The Global Times has said in its editorial on Wednesday that if Delhi does not pull back its troops "with dignity or be kicked out", and that India "should be taught a bitter lesson".

Beijing has also ruled out a compromise on the issue and urged Indian side to "unconditionally" withdraw troops to resolve the "grave" situation.

China also warned India to not forget the "history lessons" of the 1962 war, referring to the Sino-Indian war that ended badly for New Delhi. The war brought territorial changes with China taking complete control of Aksai Chin, the disputed border area, where India had once stationed its troops.

Indian Defence Minister Arun Jaitley has also hit back at China saying Delhi in 2017 is not what it was in 1962. Beijing responded by saying that China too is not the same.
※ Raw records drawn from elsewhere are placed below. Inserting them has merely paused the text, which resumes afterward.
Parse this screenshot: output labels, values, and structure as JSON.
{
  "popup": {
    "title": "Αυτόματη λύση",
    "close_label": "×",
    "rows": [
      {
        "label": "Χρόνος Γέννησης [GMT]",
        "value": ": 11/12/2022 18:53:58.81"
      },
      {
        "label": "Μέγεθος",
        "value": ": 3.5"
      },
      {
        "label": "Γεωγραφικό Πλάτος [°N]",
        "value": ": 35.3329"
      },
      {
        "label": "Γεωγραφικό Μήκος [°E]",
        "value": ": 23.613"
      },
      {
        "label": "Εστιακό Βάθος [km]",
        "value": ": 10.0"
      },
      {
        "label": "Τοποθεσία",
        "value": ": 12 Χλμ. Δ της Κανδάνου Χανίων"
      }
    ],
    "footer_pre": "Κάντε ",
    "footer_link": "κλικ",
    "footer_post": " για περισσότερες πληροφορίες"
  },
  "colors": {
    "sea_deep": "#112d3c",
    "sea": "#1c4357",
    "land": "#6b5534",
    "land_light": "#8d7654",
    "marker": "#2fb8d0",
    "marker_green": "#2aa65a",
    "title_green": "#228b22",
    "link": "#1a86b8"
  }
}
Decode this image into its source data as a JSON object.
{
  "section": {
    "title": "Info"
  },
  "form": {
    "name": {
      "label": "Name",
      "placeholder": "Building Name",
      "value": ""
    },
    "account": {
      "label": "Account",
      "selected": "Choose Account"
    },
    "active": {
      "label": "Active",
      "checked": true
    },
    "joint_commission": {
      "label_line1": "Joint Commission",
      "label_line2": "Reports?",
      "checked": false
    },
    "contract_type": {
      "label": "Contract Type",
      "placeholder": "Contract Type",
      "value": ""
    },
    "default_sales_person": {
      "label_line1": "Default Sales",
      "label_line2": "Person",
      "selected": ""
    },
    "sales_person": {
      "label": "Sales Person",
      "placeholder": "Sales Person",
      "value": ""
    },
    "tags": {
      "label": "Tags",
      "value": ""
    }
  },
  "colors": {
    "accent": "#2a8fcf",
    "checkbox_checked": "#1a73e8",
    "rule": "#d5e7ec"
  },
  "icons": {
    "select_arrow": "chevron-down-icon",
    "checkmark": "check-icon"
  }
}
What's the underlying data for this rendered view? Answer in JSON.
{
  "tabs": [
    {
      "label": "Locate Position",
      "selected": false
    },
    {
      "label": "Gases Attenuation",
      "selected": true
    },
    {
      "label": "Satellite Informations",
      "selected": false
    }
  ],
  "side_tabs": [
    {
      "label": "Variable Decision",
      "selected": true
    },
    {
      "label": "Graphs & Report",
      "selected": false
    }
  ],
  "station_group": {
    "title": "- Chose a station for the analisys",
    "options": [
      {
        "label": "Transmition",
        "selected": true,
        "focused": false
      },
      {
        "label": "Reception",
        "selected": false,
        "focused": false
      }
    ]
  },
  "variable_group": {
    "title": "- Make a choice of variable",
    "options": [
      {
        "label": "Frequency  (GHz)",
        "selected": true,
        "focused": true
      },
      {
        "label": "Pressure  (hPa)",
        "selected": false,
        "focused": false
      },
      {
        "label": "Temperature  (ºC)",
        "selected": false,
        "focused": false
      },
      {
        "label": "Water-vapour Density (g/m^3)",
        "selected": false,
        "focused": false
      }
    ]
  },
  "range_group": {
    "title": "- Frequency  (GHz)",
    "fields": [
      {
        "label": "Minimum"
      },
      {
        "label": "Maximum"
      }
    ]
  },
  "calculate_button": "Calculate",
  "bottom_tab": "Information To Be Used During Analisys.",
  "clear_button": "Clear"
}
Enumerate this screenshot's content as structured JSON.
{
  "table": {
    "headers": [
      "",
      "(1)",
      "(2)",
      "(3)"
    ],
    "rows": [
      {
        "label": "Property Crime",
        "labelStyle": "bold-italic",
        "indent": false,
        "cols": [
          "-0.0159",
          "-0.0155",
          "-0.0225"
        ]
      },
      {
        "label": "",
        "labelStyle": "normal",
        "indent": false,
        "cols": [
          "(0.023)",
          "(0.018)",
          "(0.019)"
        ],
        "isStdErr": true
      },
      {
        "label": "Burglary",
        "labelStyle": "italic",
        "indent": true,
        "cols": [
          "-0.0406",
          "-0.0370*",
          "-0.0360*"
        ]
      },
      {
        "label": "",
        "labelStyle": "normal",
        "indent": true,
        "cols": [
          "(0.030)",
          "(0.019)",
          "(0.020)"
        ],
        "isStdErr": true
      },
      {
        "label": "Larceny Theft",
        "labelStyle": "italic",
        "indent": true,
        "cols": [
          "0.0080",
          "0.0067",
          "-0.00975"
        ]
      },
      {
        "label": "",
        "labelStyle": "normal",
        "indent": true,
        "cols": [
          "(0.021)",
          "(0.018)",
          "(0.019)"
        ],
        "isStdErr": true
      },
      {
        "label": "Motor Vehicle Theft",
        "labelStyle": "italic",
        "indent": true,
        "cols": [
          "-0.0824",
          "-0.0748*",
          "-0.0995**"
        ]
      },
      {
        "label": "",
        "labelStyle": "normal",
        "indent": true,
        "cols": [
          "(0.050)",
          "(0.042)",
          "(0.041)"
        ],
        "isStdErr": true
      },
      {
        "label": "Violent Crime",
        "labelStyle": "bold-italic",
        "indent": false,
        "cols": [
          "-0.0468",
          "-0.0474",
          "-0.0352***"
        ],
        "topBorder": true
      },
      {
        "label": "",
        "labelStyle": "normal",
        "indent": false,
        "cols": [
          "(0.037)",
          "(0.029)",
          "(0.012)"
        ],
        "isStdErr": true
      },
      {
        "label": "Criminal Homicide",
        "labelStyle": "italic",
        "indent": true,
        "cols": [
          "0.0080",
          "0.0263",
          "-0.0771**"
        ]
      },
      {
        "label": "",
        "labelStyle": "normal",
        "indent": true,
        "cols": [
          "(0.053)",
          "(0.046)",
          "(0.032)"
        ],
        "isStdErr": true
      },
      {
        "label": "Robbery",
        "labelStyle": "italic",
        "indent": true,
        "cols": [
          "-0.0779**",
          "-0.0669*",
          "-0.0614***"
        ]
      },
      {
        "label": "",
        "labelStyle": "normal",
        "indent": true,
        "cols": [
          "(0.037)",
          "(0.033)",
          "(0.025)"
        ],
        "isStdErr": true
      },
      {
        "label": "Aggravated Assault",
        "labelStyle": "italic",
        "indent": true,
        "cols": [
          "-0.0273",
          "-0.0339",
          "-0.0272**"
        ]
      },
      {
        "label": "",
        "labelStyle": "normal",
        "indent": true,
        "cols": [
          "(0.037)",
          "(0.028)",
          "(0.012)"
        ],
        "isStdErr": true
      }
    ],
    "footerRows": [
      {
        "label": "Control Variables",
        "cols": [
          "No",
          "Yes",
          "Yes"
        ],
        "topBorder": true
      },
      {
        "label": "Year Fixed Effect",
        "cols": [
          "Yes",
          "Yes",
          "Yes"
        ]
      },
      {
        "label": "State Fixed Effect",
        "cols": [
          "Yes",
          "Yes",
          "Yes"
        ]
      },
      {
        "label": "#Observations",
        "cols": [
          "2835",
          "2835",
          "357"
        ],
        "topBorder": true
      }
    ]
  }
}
Chinese media have cited many experts who all have ridiculed India's military threat. Many believe the gap between the militaries of China and India today is even bigger than in 1962, and hope India can keep calm for its own good.